Amidst the changes and responsibilities of his career, Dieter was called to be the president of the Frankfurt Germany Stake and then president of the Mannheim Germany Stake. And then in 1994, he was called to the Second Quorum of the Seventy.
Elder Larsen was an Area President for whom Elder Uchtdorf served as a counselor. Elder Larsen says, “Our area in those days covered most of Western and Central Europe, countries that had been affected by World War II. Everyone who knew Dieter loved him instantly, but in those first months he couldn’t have helped but wonder about traveling and presiding in countries where they did not know him and where there were still painful memories about the war. . . . Elder Uchtdorf so genuinely loves people and is so engagingly personable that wherever he went he was embraced literally and figuratively. The gospel works miracles in such situations, and the members of the Church to whom he went were as magnanimous and kind as Dieter was humble, inspiring, and devoted to them” (Elder Dieter F. Uchtdorf: On to New Horizons”, Ensign, 2005, p.10–15).
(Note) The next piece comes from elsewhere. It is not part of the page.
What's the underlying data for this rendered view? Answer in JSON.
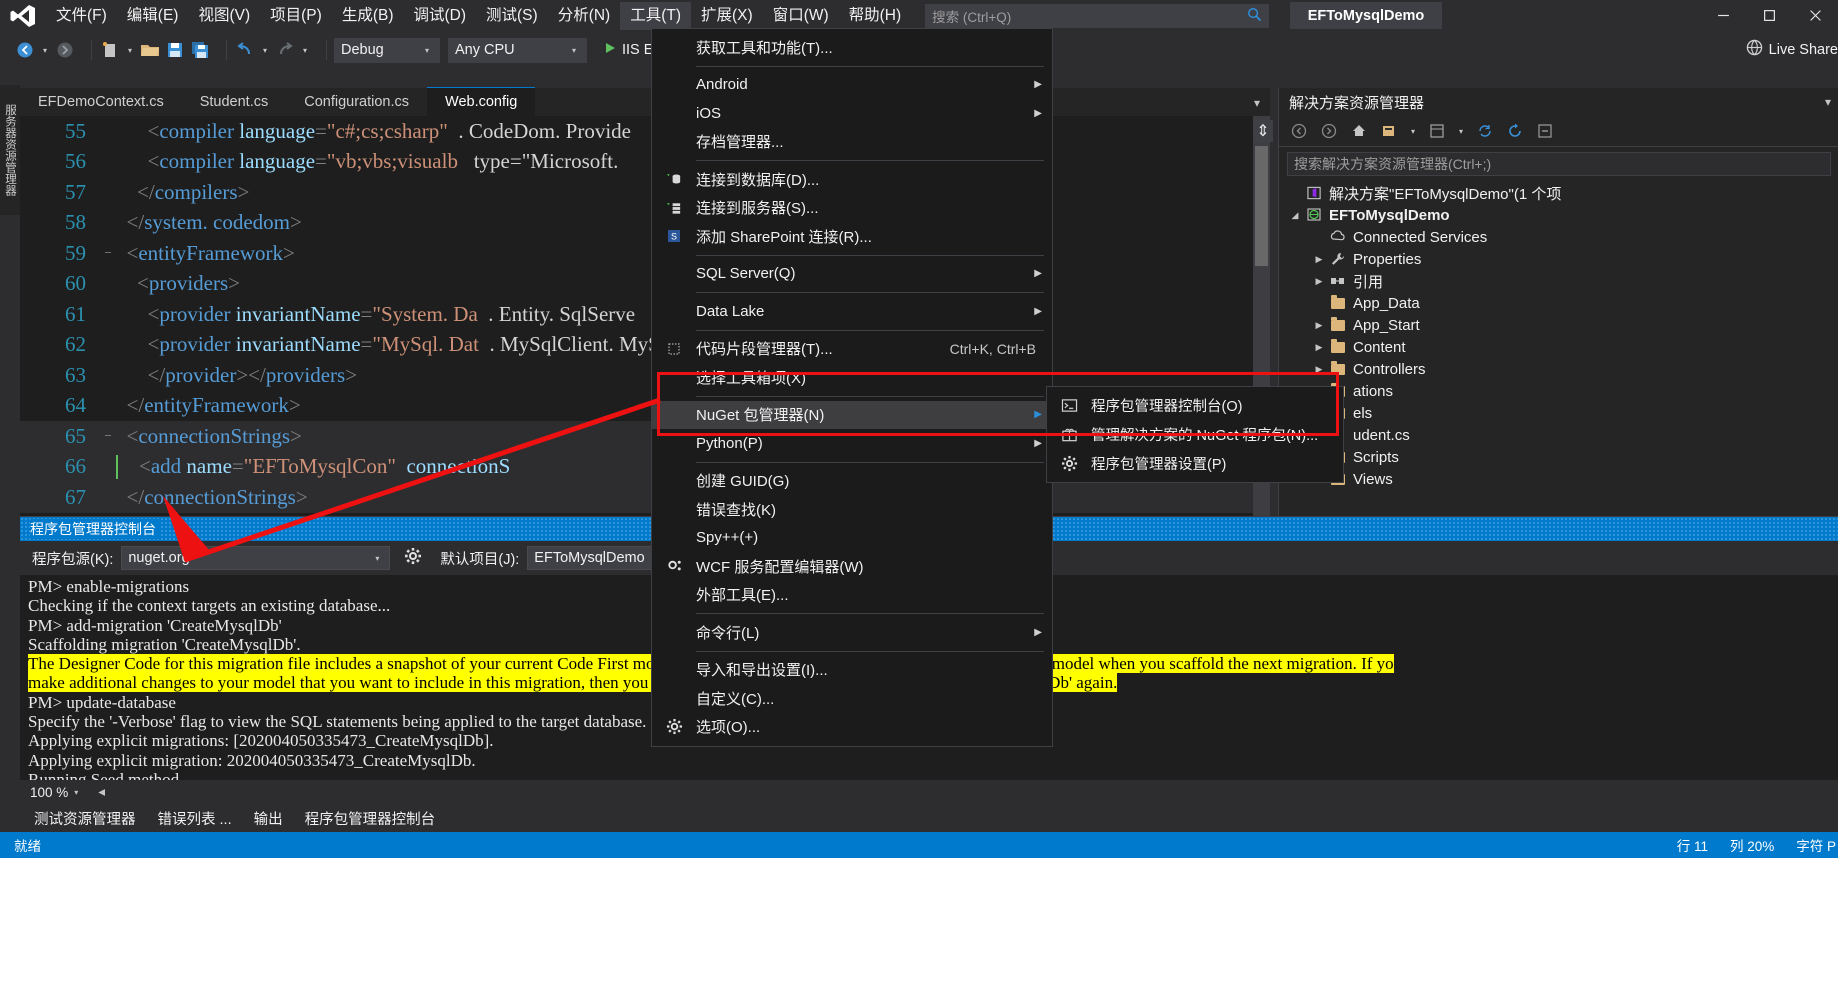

A particular situation occurred when the German government was cracking down on some lesser-known religions. Elder Anderson of the Seventy who served with Elder Uchtdorf recalls the situation, “An initial list of ‘sects’ included The Church of Jesus Christ of Latter-day Saints. To oppose this serious threat to the work, Church leaders needed the most resolute and reputable German representative they could find to go to Bonn. That was Elder Uchtdorf. . . . His bold, courageous presentation there was so persuasive and articulate and his reputation with Lufthansa so widespread and admired that the German officials giving him audience were somewhat stunned at what they had inadvertently done. They said in effect: ‘If you are a Latter-day Saint, we do not need any more evidence than that. Your church will certainly not be included on any such list of religions in the future.'”
In October 2004, Elder Uchtdorf was called to the Quorum of the Twelve Apostles. He is the first apostle in more than fifty years who was not born in the United States, and the first ever from Germany. He was called to serve as Second Counselor in the First Presidency on February 3, 2008.